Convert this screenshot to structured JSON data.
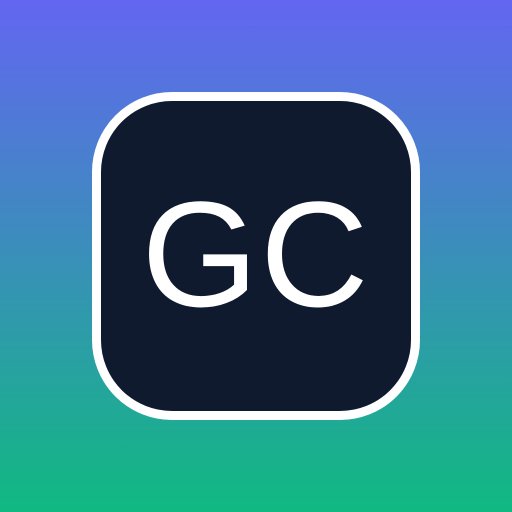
{
  "app_icon": {
    "monogram": "GC",
    "colors": {
      "gradient_top": "#6366F1",
      "gradient_bottom": "#10B981",
      "tile_background": "#0F1A2E",
      "tile_border": "#FFFFFF",
      "monogram_text": "#FFFFFF"
    }
  }
}
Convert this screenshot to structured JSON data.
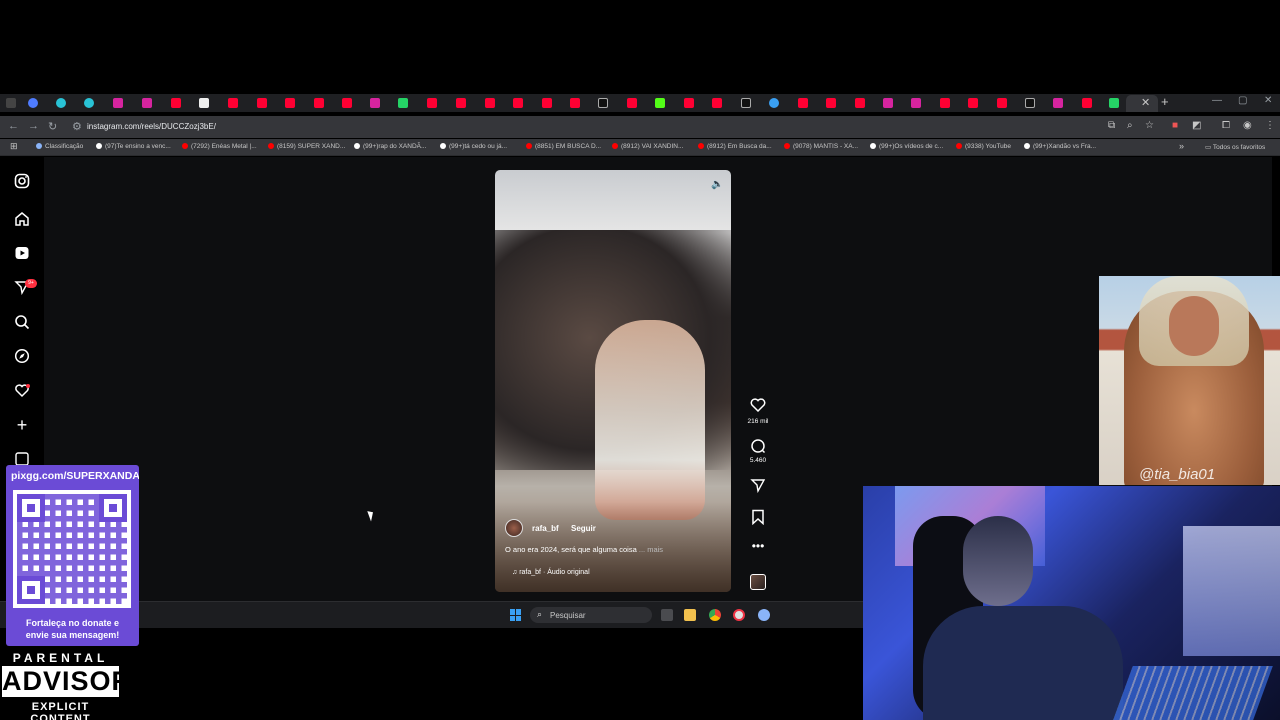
{
  "browser": {
    "url": "instagram.com/reels/DUCCZozj3bE/",
    "bookmarks": [
      {
        "label": "Classificação",
        "color": "#8ab4f8"
      },
      {
        "label": "(97)Te ensino a venc...",
        "color": "#ffffff"
      },
      {
        "label": "(7292) Enéas Metal |...",
        "color": "#ff0000"
      },
      {
        "label": "(8159) SUPER XAND...",
        "color": "#ff0000"
      },
      {
        "label": "(99+)rap do XANDÃ...",
        "color": "#ffffff"
      },
      {
        "label": "(99+)tá cedo ou já...",
        "color": "#ffffff"
      },
      {
        "label": "(8851) EM BUSCA D...",
        "color": "#ff0000"
      },
      {
        "label": "(8912) VAI XANDIN...",
        "color": "#ff0000"
      },
      {
        "label": "(8912) Em Busca da...",
        "color": "#ff0000"
      },
      {
        "label": "(9078) MANTIS - XA...",
        "color": "#ff0000"
      },
      {
        "label": "(99+)Os vídeos de c...",
        "color": "#ffffff"
      },
      {
        "label": "(9338) YouTube",
        "color": "#ff0000"
      },
      {
        "label": "(99+)Xandão vs Fra...",
        "color": "#ffffff"
      }
    ],
    "all_favorites": "Todos os favoritos"
  },
  "instagram": {
    "nav_icons": [
      "instagram-logo-icon",
      "home-icon",
      "reels-icon",
      "messages-icon",
      "search-icon",
      "explore-icon",
      "notifications-icon",
      "create-icon",
      "dashboard-icon"
    ],
    "notif_badge": "9+",
    "reel": {
      "username": "rafa_bf",
      "follow_label": "Seguir",
      "caption": "O ano era 2024, será que alguma coisa",
      "more": "... mais",
      "audio": "rafa_bf · Áudio original"
    },
    "actions": {
      "likes": "216 mil",
      "comments": "5.460"
    }
  },
  "taskbar": {
    "search_placeholder": "Pesquisar"
  },
  "overlay": {
    "qr_url": "pixgg.com/SUPERXANDAO",
    "qr_message_1": "Fortaleça no donate e",
    "qr_message_2": "envie sua mensagem!",
    "advisory_top": "PARENTAL",
    "advisory_mid": "ADVISORY",
    "advisory_bottom": "EXPLICIT CONTENT",
    "meme_tag": "@tia_bia01"
  }
}
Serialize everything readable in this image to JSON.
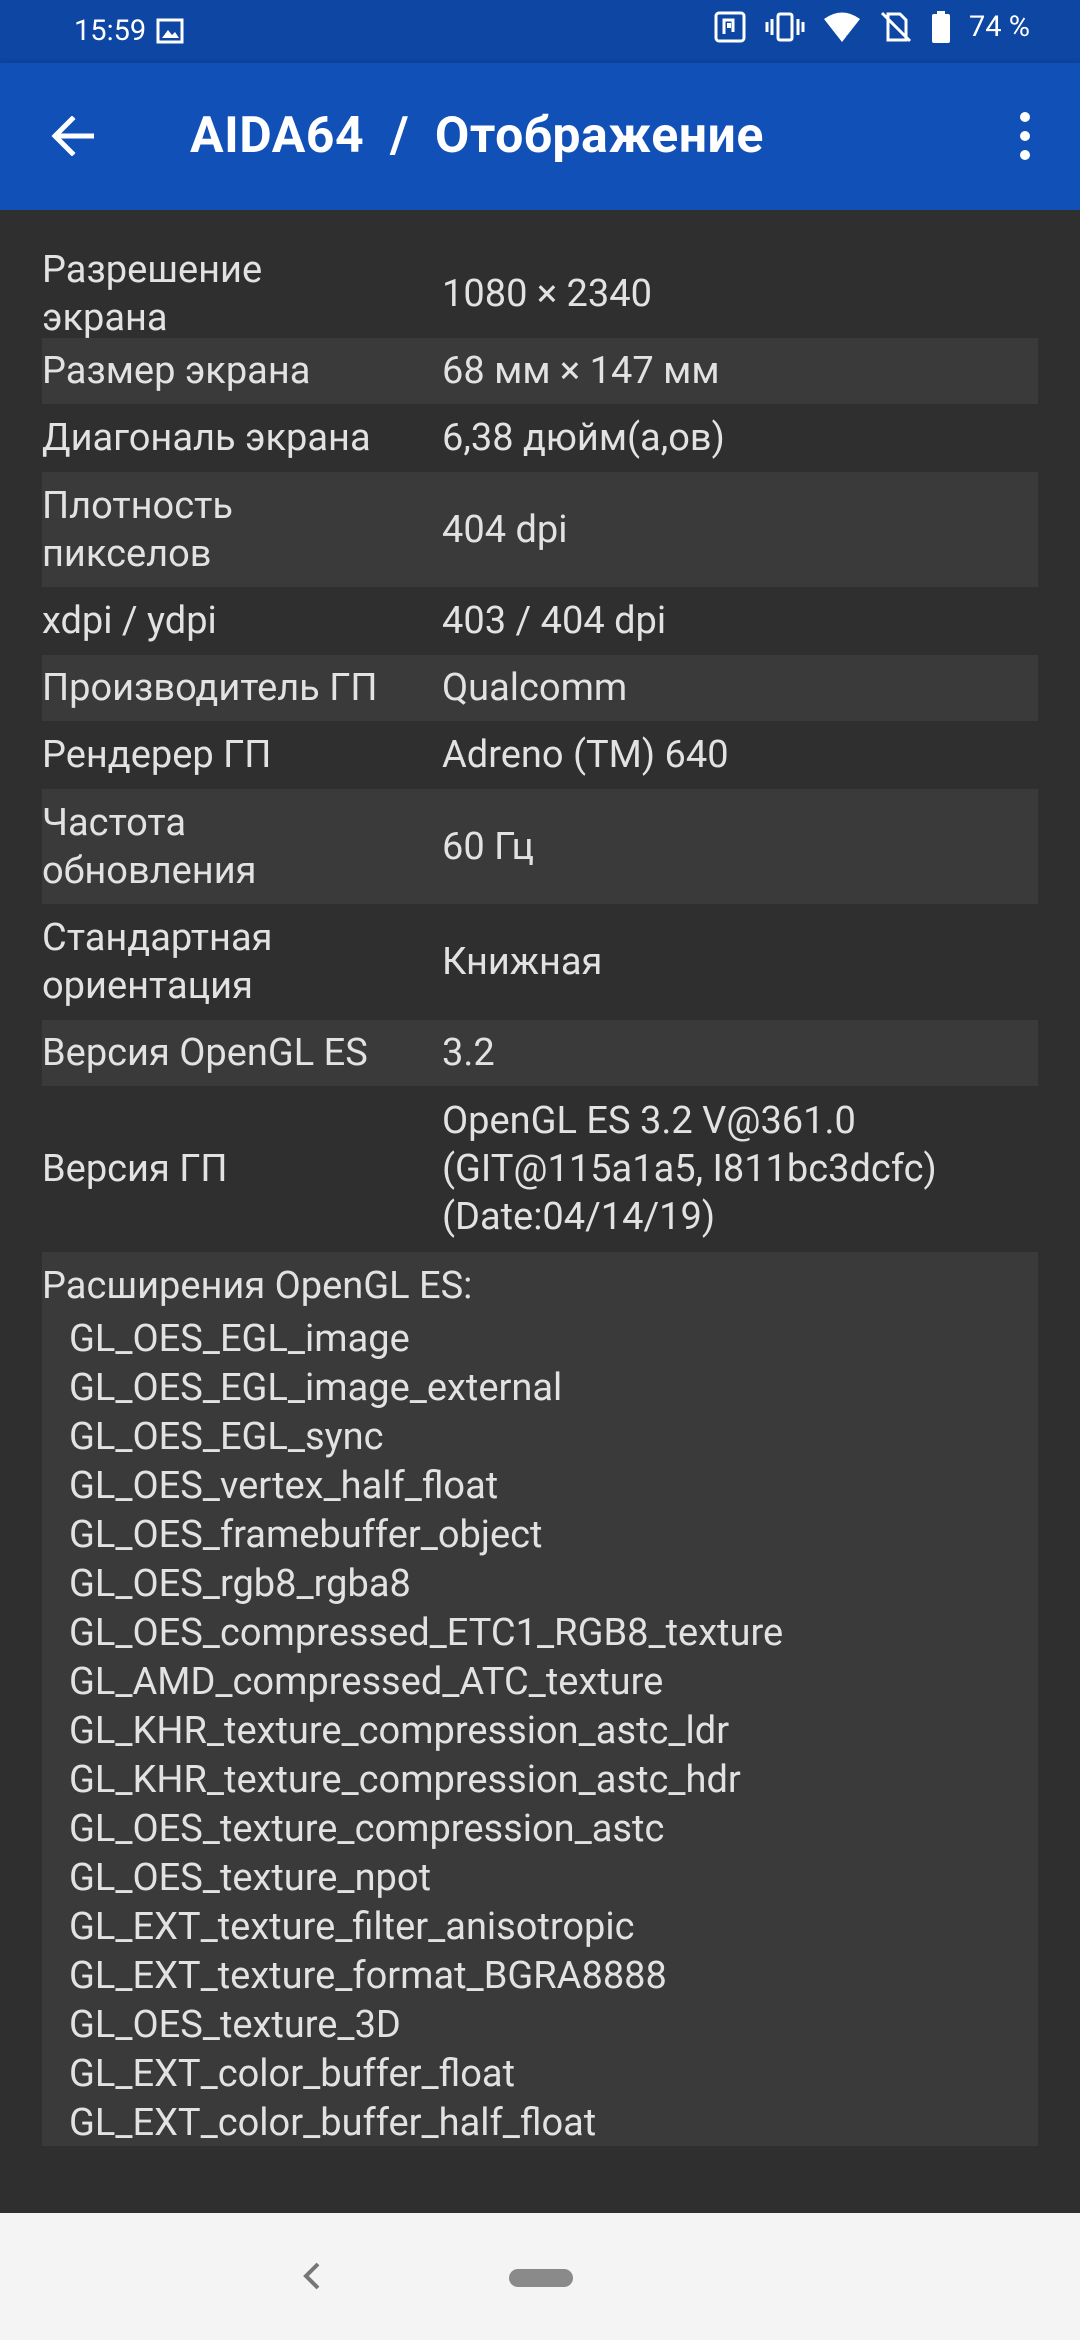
{
  "status_bar": {
    "time": "15:59",
    "battery": "74 %",
    "icons": [
      "gallery-icon",
      "nfc-icon",
      "vibrate-icon",
      "wifi-icon",
      "no-sim-icon",
      "battery-icon"
    ]
  },
  "app_bar": {
    "title": "AIDA64  /  Отображение",
    "back_icon": "arrow-left-icon",
    "menu_icon": "more-vert-icon"
  },
  "rows": [
    {
      "key": "Разрешение\nэкрана",
      "value": "1080 × 2340"
    },
    {
      "key": "Размер экрана",
      "value": "68 мм × 147 мм"
    },
    {
      "key": "Диагональ экрана",
      "value": "6,38 дюйм(а,ов)"
    },
    {
      "key": "Плотность\nпикселов",
      "value": "404 dpi"
    },
    {
      "key": "xdpi / ydpi",
      "value": "403 / 404 dpi"
    },
    {
      "key": "Производитель ГП",
      "value": "Qualcomm"
    },
    {
      "key": "Рендерер ГП",
      "value": "Adreno (TM) 640"
    },
    {
      "key": "Частота\nобновления",
      "value": "60 Гц"
    },
    {
      "key": "Стандартная\nориентация",
      "value": "Книжная"
    },
    {
      "key": "Версия OpenGL ES",
      "value": "3.2"
    },
    {
      "key": "Версия ГП",
      "value": "OpenGL ES 3.2 V@361.0\n(GIT@115a1a5, I811bc3dcfc)\n(Date:04/14/19)"
    }
  ],
  "extensions": {
    "header": "Расширения OpenGL ES:",
    "items": [
      "GL_OES_EGL_image",
      "GL_OES_EGL_image_external",
      "GL_OES_EGL_sync",
      "GL_OES_vertex_half_float",
      "GL_OES_framebuffer_object",
      "GL_OES_rgb8_rgba8",
      "GL_OES_compressed_ETC1_RGB8_texture",
      "GL_AMD_compressed_ATC_texture",
      "GL_KHR_texture_compression_astc_ldr",
      "GL_KHR_texture_compression_astc_hdr",
      "GL_OES_texture_compression_astc",
      "GL_OES_texture_npot",
      "GL_EXT_texture_filter_anisotropic",
      "GL_EXT_texture_format_BGRA8888",
      "GL_OES_texture_3D",
      "GL_EXT_color_buffer_float",
      "GL_EXT_color_buffer_half_float"
    ]
  },
  "nav_bar": {
    "icons": [
      "nav-back-icon",
      "home-pill-icon"
    ]
  }
}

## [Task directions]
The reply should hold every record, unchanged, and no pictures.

## [Solution to this problem]
Convert this screenshot to structured JSON data.
{
  "app_icon": {
    "monogram": "GC",
    "colors": {
      "gradient_top": "#6366F1",
      "gradient_bottom": "#10B981",
      "tile_background": "#0F1A2E",
      "tile_border": "#FFFFFF",
      "monogram_text": "#FFFFFF"
    }
  }
}
Convert this screenshot to structured JSON data.
{
  "browser": {
    "url": "instagram.com/reels/DUCCZozj3bE/",
    "bookmarks": [
      {
        "label": "Classificação",
        "color": "#8ab4f8"
      },
      {
        "label": "(97)Te ensino a venc...",
        "color": "#ffffff"
      },
      {
        "label": "(7292) Enéas Metal |...",
        "color": "#ff0000"
      },
      {
        "label": "(8159) SUPER XAND...",
        "color": "#ff0000"
      },
      {
        "label": "(99+)rap do XANDÃ...",
        "color": "#ffffff"
      },
      {
        "label": "(99+)tá cedo ou já...",
        "color": "#ffffff"
      },
      {
        "label": "(8851) EM BUSCA D...",
        "color": "#ff0000"
      },
      {
        "label": "(8912) VAI XANDIN...",
        "color": "#ff0000"
      },
      {
        "label": "(8912) Em Busca da...",
        "color": "#ff0000"
      },
      {
        "label": "(9078) MANTIS - XA...",
        "color": "#ff0000"
      },
      {
        "label": "(99+)Os vídeos de c...",
        "color": "#ffffff"
      },
      {
        "label": "(9338) YouTube",
        "color": "#ff0000"
      },
      {
        "label": "(99+)Xandão vs Fra...",
        "color": "#ffffff"
      }
    ],
    "all_favorites": "Todos os favoritos"
  },
  "instagram": {
    "nav_icons": [
      "instagram-logo-icon",
      "home-icon",
      "reels-icon",
      "messages-icon",
      "search-icon",
      "explore-icon",
      "notifications-icon",
      "create-icon",
      "dashboard-icon"
    ],
    "notif_badge": "9+",
    "reel": {
      "username": "rafa_bf",
      "follow_label": "Seguir",
      "caption": "O ano era 2024, será que alguma coisa",
      "more": "... mais",
      "audio": "rafa_bf · Áudio original"
    },
    "actions": {
      "likes": "216 mil",
      "comments": "5.460"
    }
  },
  "taskbar": {
    "search_placeholder": "Pesquisar"
  },
  "overlay": {
    "qr_url": "pixgg.com/SUPERXANDAO",
    "qr_message_1": "Fortaleça no donate e",
    "qr_message_2": "envie sua mensagem!",
    "advisory_top": "PARENTAL",
    "advisory_mid": "ADVISORY",
    "advisory_bottom": "EXPLICIT CONTENT",
    "meme_tag": "@tia_bia01"
  }
}
Serialize everything readable in this image to JSON.
{
  "status_bar": {
    "time": "15:59",
    "battery": "74 %",
    "icons": [
      "gallery-icon",
      "nfc-icon",
      "vibrate-icon",
      "wifi-icon",
      "no-sim-icon",
      "battery-icon"
    ]
  },
  "app_bar": {
    "title": "AIDA64  /  Отображение",
    "back_icon": "arrow-left-icon",
    "menu_icon": "more-vert-icon"
  },
  "rows": [
    {
      "key": "Разрешение\nэкрана",
      "value": "1080 × 2340"
    },
    {
      "key": "Размер экрана",
      "value": "68 мм × 147 мм"
    },
    {
      "key": "Диагональ экрана",
      "value": "6,38 дюйм(а,ов)"
    },
    {
      "key": "Плотность\nпикселов",
      "value": "404 dpi"
    },
    {
      "key": "xdpi / ydpi",
      "value": "403 / 404 dpi"
    },
    {
      "key": "Производитель ГП",
      "value": "Qualcomm"
    },
    {
      "key": "Рендерер ГП",
      "value": "Adreno (TM) 640"
    },
    {
      "key": "Частота\nобновления",
      "value": "60 Гц"
    },
    {
      "key": "Стандартная\nориентация",
      "value": "Книжная"
    },
    {
      "key": "Версия OpenGL ES",
      "value": "3.2"
    },
    {
      "key": "Версия ГП",
      "value": "OpenGL ES 3.2 V@361.0\n(GIT@115a1a5, I811bc3dcfc)\n(Date:04/14/19)"
    }
  ],
  "extensions": {
    "header": "Расширения OpenGL ES:",
    "items": [
      "GL_OES_EGL_image",
      "GL_OES_EGL_image_external",
      "GL_OES_EGL_sync",
      "GL_OES_vertex_half_float",
      "GL_OES_framebuffer_object",
      "GL_OES_rgb8_rgba8",
      "GL_OES_compressed_ETC1_RGB8_texture",
      "GL_AMD_compressed_ATC_texture",
      "GL_KHR_texture_compression_astc_ldr",
      "GL_KHR_texture_compression_astc_hdr",
      "GL_OES_texture_compression_astc",
      "GL_OES_texture_npot",
      "GL_EXT_texture_filter_anisotropic",
      "GL_EXT_texture_format_BGRA8888",
      "GL_OES_texture_3D",
      "GL_EXT_color_buffer_float",
      "GL_EXT_color_buffer_half_float"
    ]
  },
  "nav_bar": {
    "icons": [
      "nav-back-icon",
      "home-pill-icon"
    ]
  }
}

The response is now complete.